Scorpion Rib 10m The big V10s trim clear of the water.

The big V10s trim clear of the water.

As regards passage making, for which this boat is perfectly suited, it has exceptional range for a RIB. One important aspect of the impressive mid-range power delivery of the 5.7L V10s is an efficient sweet spot – in this case, 3200rpm at around 30 knots. If you are of a mind to let the world go by at 30 knots, then the 200-gallon (900L) fuel tank will take you 370 miles with a 20% reserve, and faster cruising at 40 knots will still take you 300 miles with a reserve.


This is one of the UK’S most expensive 10m RIBs built, but also one of the best, both in hull design and construction. Like most major RIB builders, Scorpion provide a high degree of customisation, with substantial items like T-tops on the options list, so rarely are two boats the same. Like any high-end sports car, you are paying for the name, but this brand really does drive very well, especially in conditions when you really need it to, and that is something that is hard to put a price on.

What we thought


  • Great seakeeping and handling
  • Perfectly balanced steering
  • Very fast
  • Good secure helm set-up
  • Solid construction
  • Deck space
  • Behind-the-scenes build quality and engineering
  • Fuel efficiency
  • 300-mile range with a 20% reserve at 40 knots


  • Big price tag


  • LOA: 10.45m
  • Beam: 3.05m
  • Draught (max.): 1m
  • Transom deadrise angle: 24 degrees
  • Displacement: 2500kg (dry with twin 350hp V10 Mercury Verados)
  • Mercury power options: Twin 300hp V8 Verados, twin 350hp V10 Verados
  • Fuel capacity: 900L
  • RCD category: B for 15 and C for 20
  • Test engines: Twin 350hp V10 Mercury Verados

Scorpion Sting 10m Fuel figures


  • 60.2 knots (2-way average), sea conditions F6 with 80% fuel (700L) and two crew
  • 0–40 knots: 6 seconds


Ancasta Port Hamble

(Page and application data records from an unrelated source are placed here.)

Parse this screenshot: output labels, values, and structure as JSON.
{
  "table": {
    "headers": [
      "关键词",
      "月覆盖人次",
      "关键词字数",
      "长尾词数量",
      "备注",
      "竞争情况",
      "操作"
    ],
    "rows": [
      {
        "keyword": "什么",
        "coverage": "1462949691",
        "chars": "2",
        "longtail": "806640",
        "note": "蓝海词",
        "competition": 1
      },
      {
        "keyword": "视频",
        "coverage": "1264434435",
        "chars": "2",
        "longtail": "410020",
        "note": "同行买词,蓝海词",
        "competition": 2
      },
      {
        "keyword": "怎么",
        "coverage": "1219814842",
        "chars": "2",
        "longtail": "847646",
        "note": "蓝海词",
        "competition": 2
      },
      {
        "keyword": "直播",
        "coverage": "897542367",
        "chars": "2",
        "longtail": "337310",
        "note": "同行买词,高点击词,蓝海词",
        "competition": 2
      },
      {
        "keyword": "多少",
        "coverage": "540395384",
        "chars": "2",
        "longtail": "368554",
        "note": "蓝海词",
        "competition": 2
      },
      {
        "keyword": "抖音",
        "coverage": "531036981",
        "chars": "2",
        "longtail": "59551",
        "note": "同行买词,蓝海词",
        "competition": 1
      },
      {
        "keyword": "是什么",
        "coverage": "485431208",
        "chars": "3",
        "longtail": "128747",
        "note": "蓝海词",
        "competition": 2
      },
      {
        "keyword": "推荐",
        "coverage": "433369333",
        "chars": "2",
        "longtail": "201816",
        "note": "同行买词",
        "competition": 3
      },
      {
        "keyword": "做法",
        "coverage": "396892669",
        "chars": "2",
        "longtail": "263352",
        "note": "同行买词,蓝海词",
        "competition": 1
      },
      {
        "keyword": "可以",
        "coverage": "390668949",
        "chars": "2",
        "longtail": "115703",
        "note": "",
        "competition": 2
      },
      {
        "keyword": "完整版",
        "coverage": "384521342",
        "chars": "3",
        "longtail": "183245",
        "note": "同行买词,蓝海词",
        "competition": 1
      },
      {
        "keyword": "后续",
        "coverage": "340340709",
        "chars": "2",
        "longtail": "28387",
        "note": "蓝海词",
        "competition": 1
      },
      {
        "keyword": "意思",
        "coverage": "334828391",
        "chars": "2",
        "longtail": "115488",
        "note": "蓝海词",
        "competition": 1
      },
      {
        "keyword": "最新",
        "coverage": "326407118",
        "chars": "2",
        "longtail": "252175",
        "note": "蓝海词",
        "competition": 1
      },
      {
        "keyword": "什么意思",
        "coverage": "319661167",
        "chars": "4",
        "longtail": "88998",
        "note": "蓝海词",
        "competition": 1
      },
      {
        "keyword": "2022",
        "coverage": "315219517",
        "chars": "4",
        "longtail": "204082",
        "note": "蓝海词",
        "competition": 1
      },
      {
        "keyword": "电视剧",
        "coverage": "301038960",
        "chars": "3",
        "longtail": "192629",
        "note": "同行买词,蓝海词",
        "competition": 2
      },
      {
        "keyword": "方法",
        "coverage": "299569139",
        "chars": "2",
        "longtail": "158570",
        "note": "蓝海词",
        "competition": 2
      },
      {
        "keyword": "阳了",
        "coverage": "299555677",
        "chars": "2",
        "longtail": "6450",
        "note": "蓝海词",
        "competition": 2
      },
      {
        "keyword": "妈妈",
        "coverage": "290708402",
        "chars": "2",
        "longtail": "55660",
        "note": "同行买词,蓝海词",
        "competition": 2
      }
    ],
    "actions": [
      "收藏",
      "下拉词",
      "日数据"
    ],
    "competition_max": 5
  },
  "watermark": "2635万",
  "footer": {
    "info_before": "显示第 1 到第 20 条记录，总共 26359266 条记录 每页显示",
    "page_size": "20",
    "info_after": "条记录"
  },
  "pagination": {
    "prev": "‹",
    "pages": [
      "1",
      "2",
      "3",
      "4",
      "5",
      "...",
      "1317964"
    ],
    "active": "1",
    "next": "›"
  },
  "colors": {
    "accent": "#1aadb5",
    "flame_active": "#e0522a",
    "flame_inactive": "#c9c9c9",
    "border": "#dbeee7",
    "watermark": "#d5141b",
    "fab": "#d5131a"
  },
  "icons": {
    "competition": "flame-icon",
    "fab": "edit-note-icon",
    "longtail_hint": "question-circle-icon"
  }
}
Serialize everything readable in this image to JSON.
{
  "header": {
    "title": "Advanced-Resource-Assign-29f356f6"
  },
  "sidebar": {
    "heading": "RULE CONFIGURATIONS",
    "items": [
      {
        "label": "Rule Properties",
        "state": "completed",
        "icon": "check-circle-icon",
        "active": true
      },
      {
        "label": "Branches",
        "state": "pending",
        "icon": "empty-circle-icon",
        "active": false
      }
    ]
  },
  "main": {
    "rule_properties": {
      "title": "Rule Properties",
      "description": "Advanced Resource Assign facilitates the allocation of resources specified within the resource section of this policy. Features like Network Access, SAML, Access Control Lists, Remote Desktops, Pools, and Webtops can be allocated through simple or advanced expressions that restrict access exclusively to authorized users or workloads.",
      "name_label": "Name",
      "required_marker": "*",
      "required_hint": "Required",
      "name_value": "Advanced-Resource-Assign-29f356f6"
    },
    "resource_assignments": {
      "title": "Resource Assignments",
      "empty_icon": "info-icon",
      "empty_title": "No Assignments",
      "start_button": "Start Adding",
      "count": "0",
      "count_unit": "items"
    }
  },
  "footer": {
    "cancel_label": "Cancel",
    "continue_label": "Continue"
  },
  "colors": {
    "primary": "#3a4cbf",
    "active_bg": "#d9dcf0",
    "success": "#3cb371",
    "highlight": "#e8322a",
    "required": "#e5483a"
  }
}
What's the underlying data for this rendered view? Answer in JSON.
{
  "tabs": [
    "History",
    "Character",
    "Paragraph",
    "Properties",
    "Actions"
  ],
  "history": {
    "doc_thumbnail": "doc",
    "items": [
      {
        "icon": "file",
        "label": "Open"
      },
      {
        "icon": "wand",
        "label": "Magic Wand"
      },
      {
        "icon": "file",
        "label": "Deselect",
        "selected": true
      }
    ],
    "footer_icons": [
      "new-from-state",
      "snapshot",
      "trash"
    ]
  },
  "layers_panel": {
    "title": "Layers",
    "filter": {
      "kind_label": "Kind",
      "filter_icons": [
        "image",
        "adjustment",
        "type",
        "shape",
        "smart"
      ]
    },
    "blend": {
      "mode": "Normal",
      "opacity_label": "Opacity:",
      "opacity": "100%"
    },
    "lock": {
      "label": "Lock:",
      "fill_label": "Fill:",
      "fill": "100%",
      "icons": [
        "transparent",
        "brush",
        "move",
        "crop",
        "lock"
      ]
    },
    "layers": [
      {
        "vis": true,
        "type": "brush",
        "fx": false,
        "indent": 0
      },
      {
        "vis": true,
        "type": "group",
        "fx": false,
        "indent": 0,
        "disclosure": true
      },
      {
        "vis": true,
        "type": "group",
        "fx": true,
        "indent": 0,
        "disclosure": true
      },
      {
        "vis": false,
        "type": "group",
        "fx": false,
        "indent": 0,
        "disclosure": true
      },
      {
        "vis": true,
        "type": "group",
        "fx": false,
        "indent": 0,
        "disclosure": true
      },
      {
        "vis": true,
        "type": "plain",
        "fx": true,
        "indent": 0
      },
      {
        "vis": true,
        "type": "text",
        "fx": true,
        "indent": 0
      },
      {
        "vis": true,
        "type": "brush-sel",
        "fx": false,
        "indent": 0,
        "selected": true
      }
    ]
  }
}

South Coast & Green Tech Boat Show 2024 - Ocean Village
Henri Lloyd

Yamaha - The most exciting way to get from A to B campaign
Quarken 2023
Boatfolk May 2023